Dog Island Light was built on the western tip of Dog Island in 1838 to mark the "middle entrance to St. George's Sound." The light was first lit in February 1839. The tower was only forty feet tall but contained 14 lamps with 16-inch reflectors in a revolving lens. In October 1842, a hurricane destroyed keeper Latham Babcock's dwelling and a portion of the lighthouse fell down. A temporary wooden tower was used until the brick tower could be repaired. In 1856, a revolving fourth order Fresnel lens was installed to replace the obsolete lamp and reflector system.
During the Civil War, Confederates burned the stairway and damaged the lens to prevent its use as a lighthouse or lookout tower. Repairs were made after the war and the light was relit.
In 1872, beach erosion undermined the base of the tower, causing it to lean. Since the keeper's dwelling was located on higher ground farther inland, the lens was moved to the roof of the dwelling. A hurricane in 1873 destroyed both the tower and the dwelling.
Although $20,000 was appropriated by Congress for its replacement in June 1874, the Lighthouse Board later recommended: "This light can only serve a local commerce, of which, for several years, there has been little or none; and it is therefore recommended that the new work be indefinitely postponed." No new lighthouse was built on the island, although the nearby Crooked River Light (built in 1895) serves as a leading light for the same channel that was formerly marked by Dog Island Light.
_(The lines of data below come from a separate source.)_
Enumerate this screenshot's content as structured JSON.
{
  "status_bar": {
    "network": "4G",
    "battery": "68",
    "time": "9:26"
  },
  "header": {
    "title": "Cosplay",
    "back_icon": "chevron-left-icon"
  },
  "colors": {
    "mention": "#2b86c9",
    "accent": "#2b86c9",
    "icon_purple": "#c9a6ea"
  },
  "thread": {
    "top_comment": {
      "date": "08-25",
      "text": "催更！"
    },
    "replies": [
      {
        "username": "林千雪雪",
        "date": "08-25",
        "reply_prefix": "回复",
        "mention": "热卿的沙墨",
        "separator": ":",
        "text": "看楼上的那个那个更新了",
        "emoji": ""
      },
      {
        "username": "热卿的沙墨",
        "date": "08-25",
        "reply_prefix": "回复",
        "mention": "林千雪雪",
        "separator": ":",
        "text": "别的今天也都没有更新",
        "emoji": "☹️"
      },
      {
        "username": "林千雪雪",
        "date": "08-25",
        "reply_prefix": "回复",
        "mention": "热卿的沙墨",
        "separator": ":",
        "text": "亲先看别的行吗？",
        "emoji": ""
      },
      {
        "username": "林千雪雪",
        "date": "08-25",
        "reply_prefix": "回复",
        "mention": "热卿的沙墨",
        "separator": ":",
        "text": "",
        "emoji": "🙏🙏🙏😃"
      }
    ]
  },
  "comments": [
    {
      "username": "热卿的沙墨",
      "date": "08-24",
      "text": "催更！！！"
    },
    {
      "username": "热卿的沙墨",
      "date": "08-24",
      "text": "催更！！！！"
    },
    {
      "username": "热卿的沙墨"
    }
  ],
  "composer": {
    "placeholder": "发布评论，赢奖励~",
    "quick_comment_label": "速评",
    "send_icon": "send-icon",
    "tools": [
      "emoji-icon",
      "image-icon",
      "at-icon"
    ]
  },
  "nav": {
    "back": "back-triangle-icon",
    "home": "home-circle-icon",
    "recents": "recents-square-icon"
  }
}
Last Updated: 07/12/96
WebMaster: Neil Hurley
Copyright 1996 Historic Lighthouse Publishers